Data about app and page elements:
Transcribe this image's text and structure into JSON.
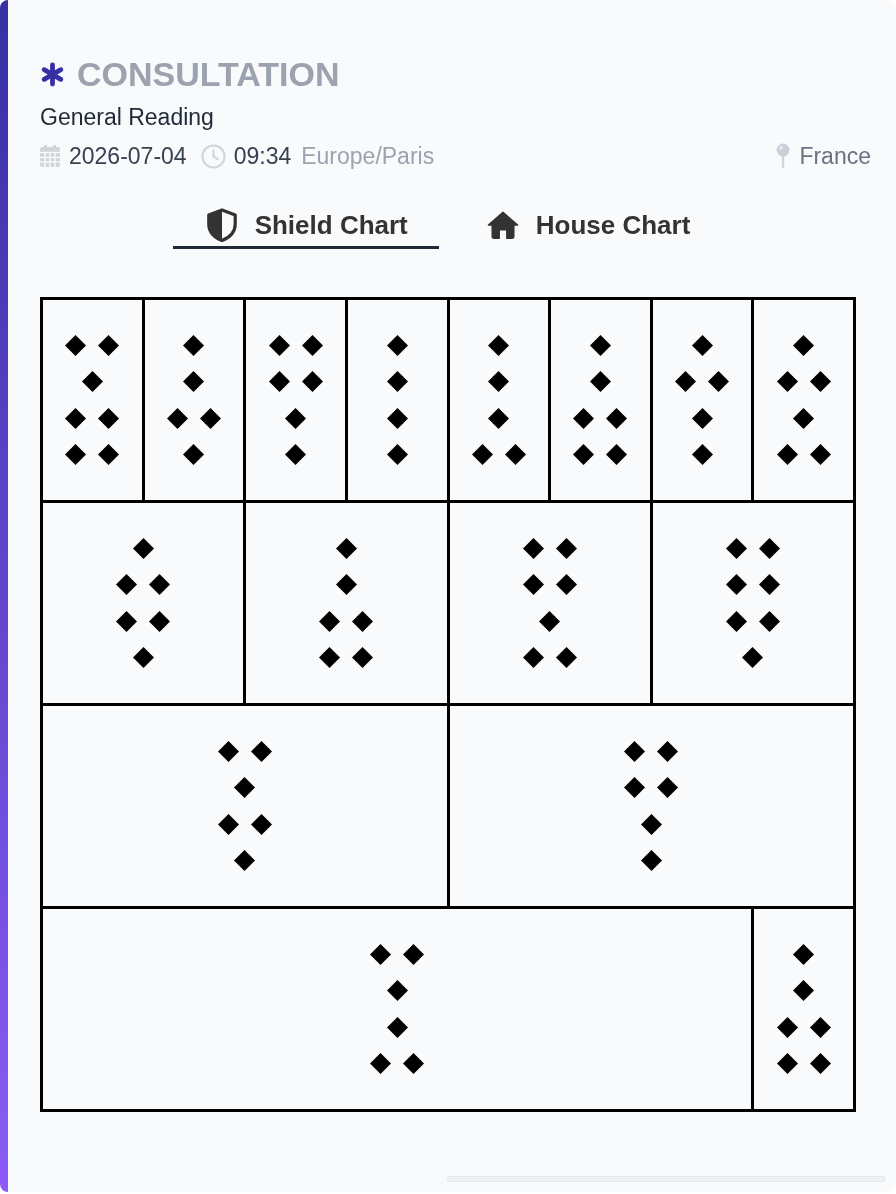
{
  "header": {
    "title": "CONSULTATION",
    "subtitle": "General Reading",
    "date": "2026-07-04",
    "time": "09:34",
    "timezone": "Europe/Paris",
    "location": "France"
  },
  "tabs": [
    {
      "label": "Shield Chart",
      "selected": true
    },
    {
      "label": "House Chart",
      "selected": false
    }
  ],
  "shield_chart": {
    "rows": [
      {
        "figures": [
          {
            "lines": [
              {
                "kind": "double"
              },
              {
                "kind": "single"
              },
              {
                "kind": "double"
              },
              {
                "kind": "double"
              }
            ]
          },
          {
            "lines": [
              {
                "kind": "single"
              },
              {
                "kind": "single"
              },
              {
                "kind": "double"
              },
              {
                "kind": "single"
              }
            ]
          },
          {
            "lines": [
              {
                "kind": "double"
              },
              {
                "kind": "double"
              },
              {
                "kind": "single"
              },
              {
                "kind": "single"
              }
            ]
          },
          {
            "lines": [
              {
                "kind": "single"
              },
              {
                "kind": "single"
              },
              {
                "kind": "single"
              },
              {
                "kind": "single"
              }
            ]
          },
          {
            "lines": [
              {
                "kind": "single"
              },
              {
                "kind": "single"
              },
              {
                "kind": "single"
              },
              {
                "kind": "double"
              }
            ]
          },
          {
            "lines": [
              {
                "kind": "single"
              },
              {
                "kind": "single"
              },
              {
                "kind": "double"
              },
              {
                "kind": "double"
              }
            ]
          },
          {
            "lines": [
              {
                "kind": "single"
              },
              {
                "kind": "double"
              },
              {
                "kind": "single"
              },
              {
                "kind": "single"
              }
            ]
          },
          {
            "lines": [
              {
                "kind": "single"
              },
              {
                "kind": "double"
              },
              {
                "kind": "single"
              },
              {
                "kind": "double"
              }
            ]
          }
        ]
      },
      {
        "figures": [
          {
            "lines": [
              {
                "kind": "single"
              },
              {
                "kind": "double"
              },
              {
                "kind": "double"
              },
              {
                "kind": "single"
              }
            ]
          },
          {
            "lines": [
              {
                "kind": "single"
              },
              {
                "kind": "single"
              },
              {
                "kind": "double"
              },
              {
                "kind": "double"
              }
            ]
          },
          {
            "lines": [
              {
                "kind": "double"
              },
              {
                "kind": "double"
              },
              {
                "kind": "single"
              },
              {
                "kind": "double"
              }
            ]
          },
          {
            "lines": [
              {
                "kind": "double"
              },
              {
                "kind": "double"
              },
              {
                "kind": "double"
              },
              {
                "kind": "single"
              }
            ]
          }
        ]
      },
      {
        "figures": [
          {
            "lines": [
              {
                "kind": "double"
              },
              {
                "kind": "single"
              },
              {
                "kind": "double"
              },
              {
                "kind": "single"
              }
            ]
          },
          {
            "lines": [
              {
                "kind": "double"
              },
              {
                "kind": "double"
              },
              {
                "kind": "single"
              },
              {
                "kind": "single"
              }
            ]
          }
        ]
      },
      {
        "figures": [
          {
            "lines": [
              {
                "kind": "double"
              },
              {
                "kind": "single"
              },
              {
                "kind": "single"
              },
              {
                "kind": "double"
              }
            ]
          },
          {
            "lines": [
              {
                "kind": "single"
              },
              {
                "kind": "single"
              },
              {
                "kind": "double"
              },
              {
                "kind": "double"
              }
            ]
          }
        ]
      }
    ]
  }
}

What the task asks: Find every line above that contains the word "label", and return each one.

Result of this task:
      "label": "Shield Chart",
      "label": "House Chart",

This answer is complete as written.